The movies actually written by Communists in the late 1930s (the harvest years of the Hollywood CP, after the ‘fair seed-time’ of the Popular Front) are almost all unwatchable. Murray Kempton in Part of Our Time entertained himself by naming some of them: They Shall Have Music, I Stole a Million, Army Girl, The Kid from Kokomo, Mama Runs Wild, Tenth Avenue Kid. One can think of exceptions (Angels with Dirty Faces, for instance), but the trend is clear. ‘There was hardly a scriptwriter among the Communists,’ Kempton judged, ‘who came to witness the trial of Albert Maltz who had not sold himself and betrayed the revolution with his typewriter to make a living every day he worked in Hollywood.’ Yet propaganda without the shame of prostitution did somehow seem possible in the climate of 1943. Proof of the benefits of the mixing of aesthetics and politics was naturally postponed to the end of the war.
Hoberman places the German surrender at Stalingrad close to the release of Song of Russia, a movie about the invasion as experienced by ordinary Russians. Again, there was nothing peculiar then about such a treatment and such a title. Robert Rossen, the most gifted member of the far left milieu, was advised about this time to join the Communist Party as a career move: ‘You will meet big people.’ By the end of that year, David Platt, the Daily Worker’s movie reviewer (a witness frequently summoned by Hoberman for counterpoint), announced that ‘never before in the history of the screen have there been so many forward-looking people in positions of responsibility as in Hollywood.’ ‘Forward-looking’ and ‘progressive’ in the late 1940s were the understood euphemisms for ‘Communist’. They attained their apogee in the 1948 third party campaign of Henry Wallace, an operation managed by ‘very, very progressive people’.

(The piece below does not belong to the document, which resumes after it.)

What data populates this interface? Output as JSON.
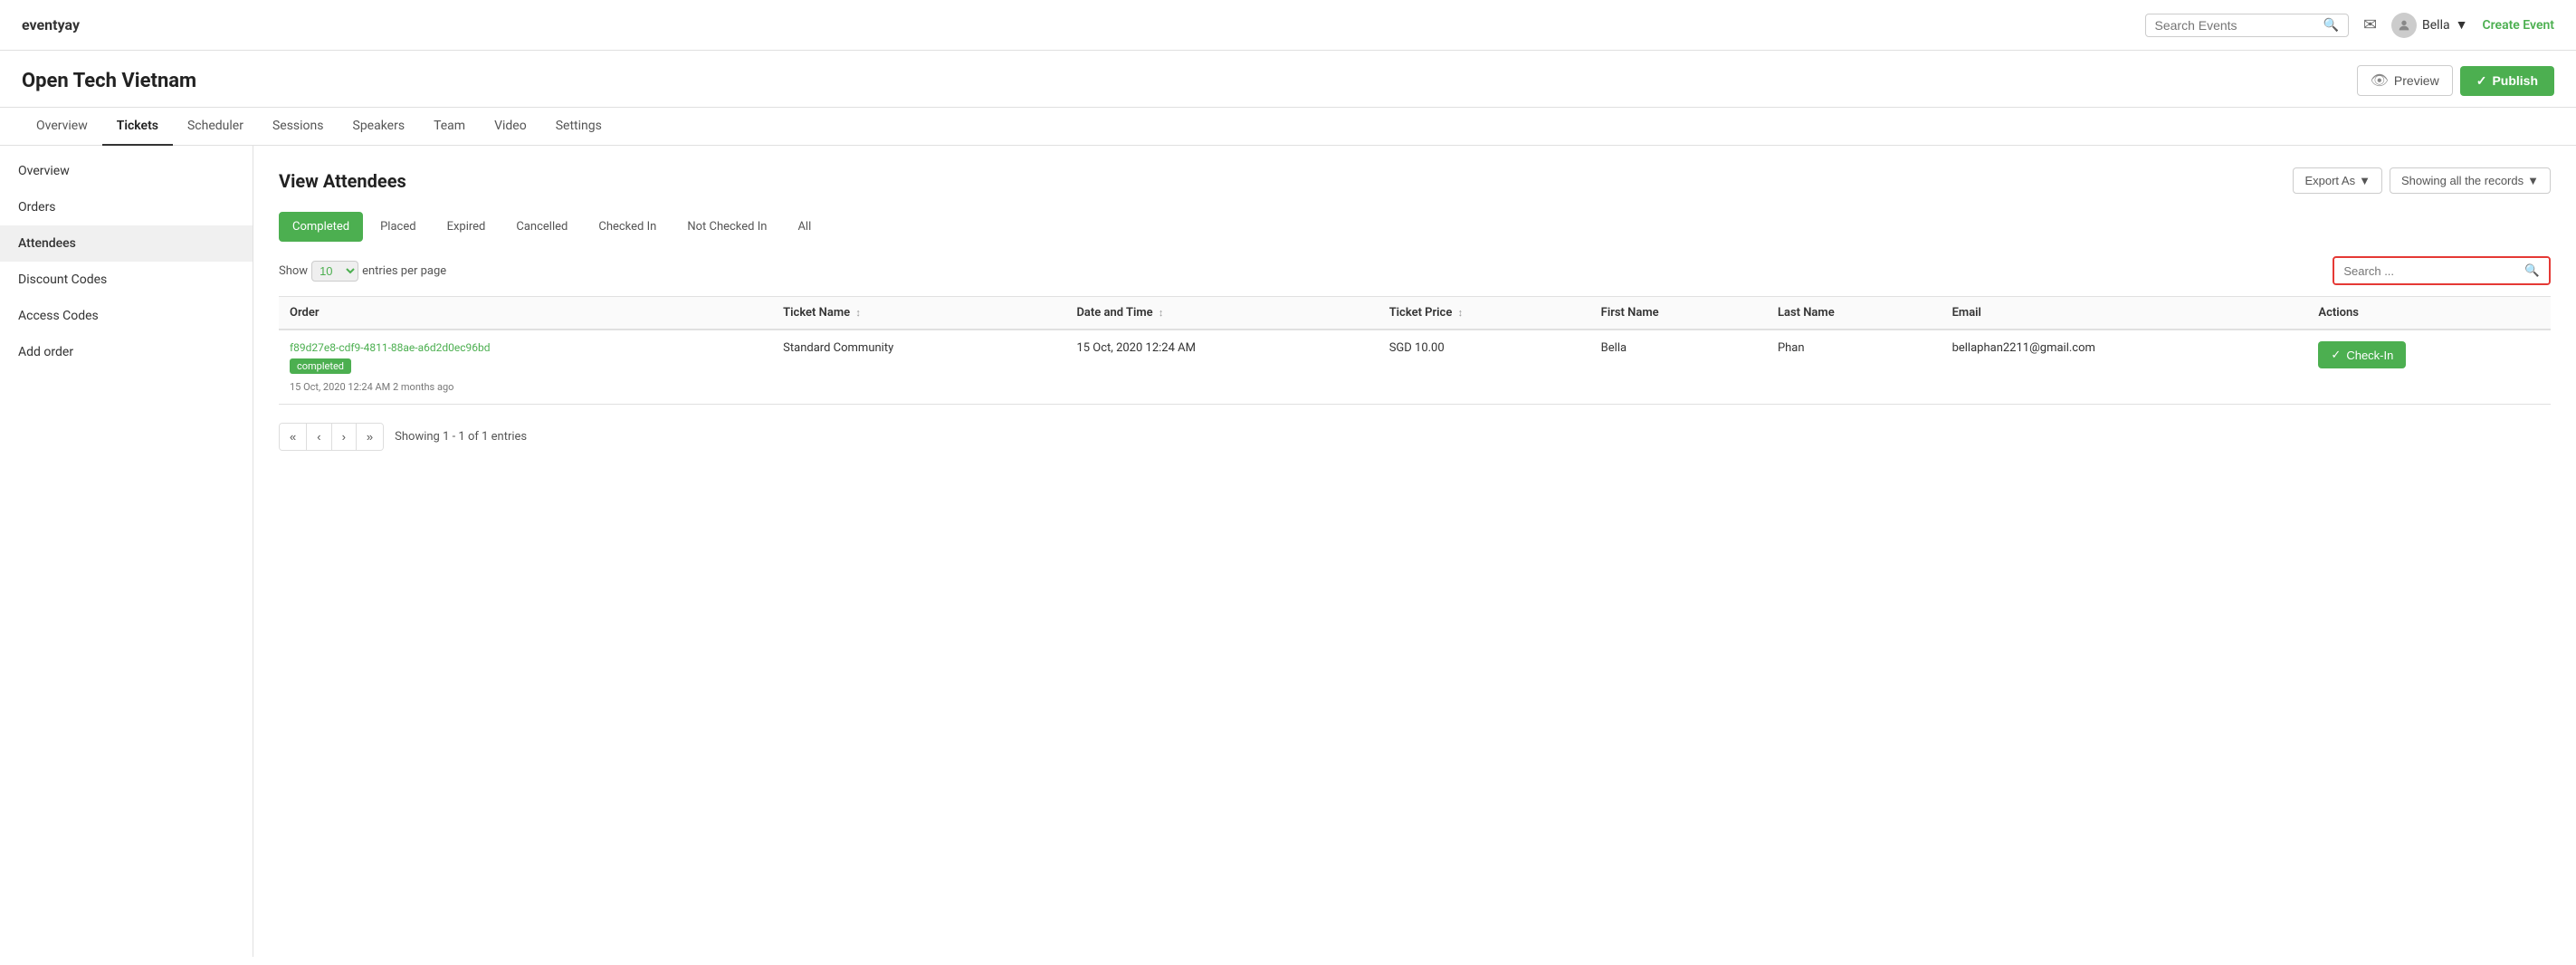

Not only the threat of Soviet rivalry but the emergence of facts about Stalin’s tyranny destroyed a mood of comity based on expediency and fiction. Another circumstance was no less important. The new president, Truman, seeking bipartisan approval after the war, felt the need to secure his standing against the patriotic fervour of Republicans, so he went one better by going one worse. On 21 March 1947 he issued Executive Order 9835. This created the Federal Employee Loyalty and Security Program, a decision, as Truman’s White House counsel Clark Clifford later admitted, driven by the prospect of the 1948 election and not by any security menace: ‘We did not believe there was a real problem. A problem was being manufactured.’ Truman himself, in private correspondence, said much the same. Nevertheless, a domestic purge was in this way instituted, the device of a Democrat to pre-empt the opposite party, and one that would have tremendous effects on the national mood. It marked the beginning of the Cold War in domestic politics. Truman’s loyalty programme would eventually trigger more than 500 dismissals and more than 2600 resignations, losses that weakened the mental power and competence of the civil service for decades to come. It took Eisenhower, a less anxious president, to revoke the order in April 1953.